An estimated 95 percent of marriages in certain parts of Southern Ethiopia are the result of "bride abduction."
Chances are you'll remember that statistic for less than thirty minutes and then it will be lost among the neural pathways of your brain for the rest of your life.
Now let me tell you a story:
Once there was a young girl named Hirut who was loved by her family very much. Though they were but poor farmers and slept in beds of dirt, Hirut's father sent her to school each day so that she could have a better life. Knowing her father's sacrifices, Hirut studied hard to make him proud. One day, Hirut made an A on a particularly hard math test, and as she ran home gripping the test tightly in glee and pride, she was abducted by a man who wanted her for a bride. The man kept Hirut captive and raped her young body. But because her father had taught her she deserved more, she fought her way free. Just as he was about to catch her, she shot the man and killed him. In a land where a man is always right and tradition rules over women, this young girl must fight for her life, her family against a system that values tradition over human rights.
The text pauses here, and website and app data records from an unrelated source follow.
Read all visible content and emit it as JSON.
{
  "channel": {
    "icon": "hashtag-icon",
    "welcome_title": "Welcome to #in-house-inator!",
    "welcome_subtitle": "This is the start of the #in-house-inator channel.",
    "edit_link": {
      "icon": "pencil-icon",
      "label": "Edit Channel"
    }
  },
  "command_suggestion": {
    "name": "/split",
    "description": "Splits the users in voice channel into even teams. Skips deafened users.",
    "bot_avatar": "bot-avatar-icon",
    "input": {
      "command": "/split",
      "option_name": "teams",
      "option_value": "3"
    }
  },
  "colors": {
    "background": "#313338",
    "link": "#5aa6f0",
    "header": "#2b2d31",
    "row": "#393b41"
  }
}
As you read the story of Hirut's abduction, little neurons in your human brain lit up the same neural area that houses your ability to empathize. You're likely to remember that story far longer than any statistic.
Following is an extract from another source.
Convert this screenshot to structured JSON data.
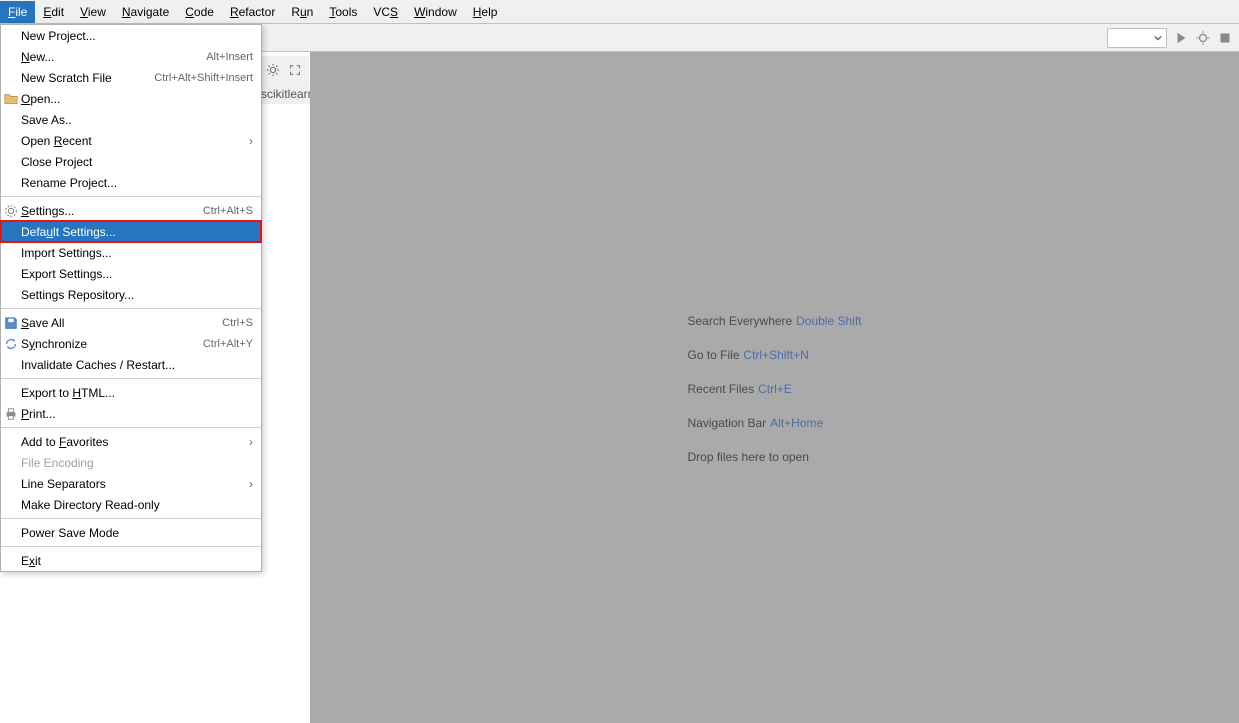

Humans have been storytellers for over 27,000 years, not that long in our evolutionary history. And in that time our brains have come to depend on tales to teach us ethics, compassion, and survival. Story is what makes us human. We don't have to burn our hand on the stove to know it will cause us pain. We can envision the cause and effect — the storyline — in our head and avoid a blistering burn.
Jesus was a master neurobiologist. He understood that the great mysteries of life are understood best through storytelling. He knew that the best way to invoke our human empathy for the broken and the marginalized was to tell us tales.
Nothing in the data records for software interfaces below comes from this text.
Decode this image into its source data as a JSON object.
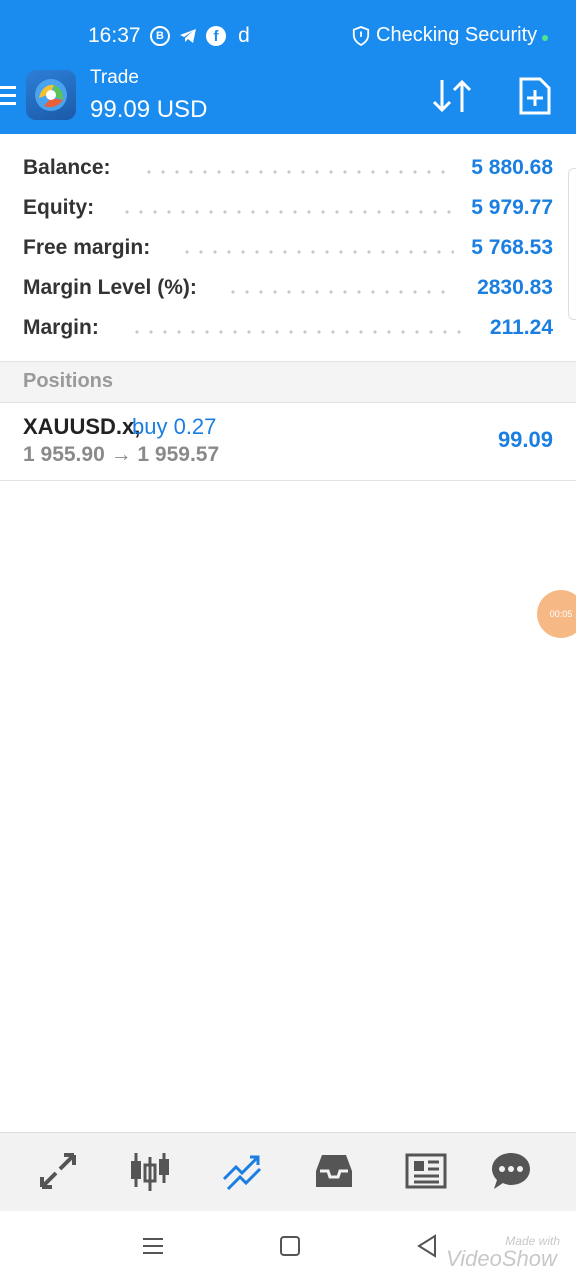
{
  "status_bar": {
    "time": "16:37",
    "app_icons": [
      "B",
      "telegram-icon",
      "f",
      "d"
    ],
    "security_text": "Checking Security"
  },
  "app_bar": {
    "title": "Trade",
    "balance": "99.09 USD"
  },
  "summary": [
    {
      "label": "Balance:",
      "value": "5 880.68"
    },
    {
      "label": "Equity:",
      "value": "5 979.77"
    },
    {
      "label": "Free margin:",
      "value": "5 768.53"
    },
    {
      "label": "Margin Level (%):",
      "value": "2830.83"
    },
    {
      "label": "Margin:",
      "value": "211.24"
    }
  ],
  "positions": {
    "title": "Positions",
    "items": [
      {
        "symbol": "XAUUSD.x,",
        "side": "buy 0.27",
        "prices": "1 955.90 → 1 959.57",
        "profit": "99.09"
      }
    ]
  },
  "bubble_text": "00:05",
  "tabs": [
    "quotes-icon",
    "chart-icon",
    "trade-icon",
    "history-icon",
    "news-icon",
    "chat-icon"
  ],
  "watermark": {
    "small": "Made with",
    "big": "VideoShow"
  },
  "colors": {
    "primary": "#1a8cf0",
    "value_blue": "#1a7fe0",
    "positions_header_bg": "#f4f4f4",
    "bubble": "#f6b27a"
  }
}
"In the beginning was the Word, and the Word was with God, and the Word was God" (John 1:1). "The Word became flesh and made his dwelling among us" (John 1:14).
Who then are the myth creators in our age? With whom are we being called to empathize?
If dollars and cents have any say in it, Hollywood. Valued at over $679 billion dollars, Hollywood is the most influential sector in the entertainment industry. In 2014, international box office revenues were at $26 billion. More than 1.2 billion tickets to movies were sold in 2014, more than theme parks and major sporting events combined. We gravitate toward movies.
But movies don't stop at the theater. I remember volunteering to feed the homeless in tent city in Los Angeles. Even though these poor souls couldn't feed themselves, they had tapped into the city's power grid to watch movies on small televisions.
A quote from a 1930s theater critic that a mentor of mine often uses flashed through my mind: "Theatres are the new church of the masses where people sit huddled around listing to people in the light tell them what it means to be human."
Around the world people are sitting in the dark of the theaters, caves, and tents as their neurons alight and they're being told what their humanity means. They're being led through ethical dilemmas. Their minds are being stimulated to feel empathy for people they've never met.
So who are the people that we're saying are "in the light"? Who are we letting decide what it means to be human?
Film studio heads are 97 percent white and 100 percent male and they are all squarely in the 1 percent. Granted, they're all humans with possibly diverse experiences, but truly there is absolutely no diversity in the leaders who are funding and distributing our myths and influencing our culture.
Despite the lack of diversity in studio heads and writers, nearly half of moviegoers are minorities. As for female screenwriters, we exist in a 4:1 ratio. Minorities and women are not the ones who are writing and distributing the histories.
Where are the intelligent, entertaining films that explore the depths of humanity and leave us aching to become better persons? Why do diverse people of faith, arguably the people in "the light," fall so far short when it comes to influencing the film industry?
To make a good film, one must take great risks.A screenwriter doesn't exist in a clear place of good and evil. Artists must embrace life's shades of gray. It's not just the protagonist with whom we must empathize. We must dive into the minds of the killers, the monsters, and truly emphasize with why they do their dark deeds. Artists are called not just to love the unlovable, but to become them.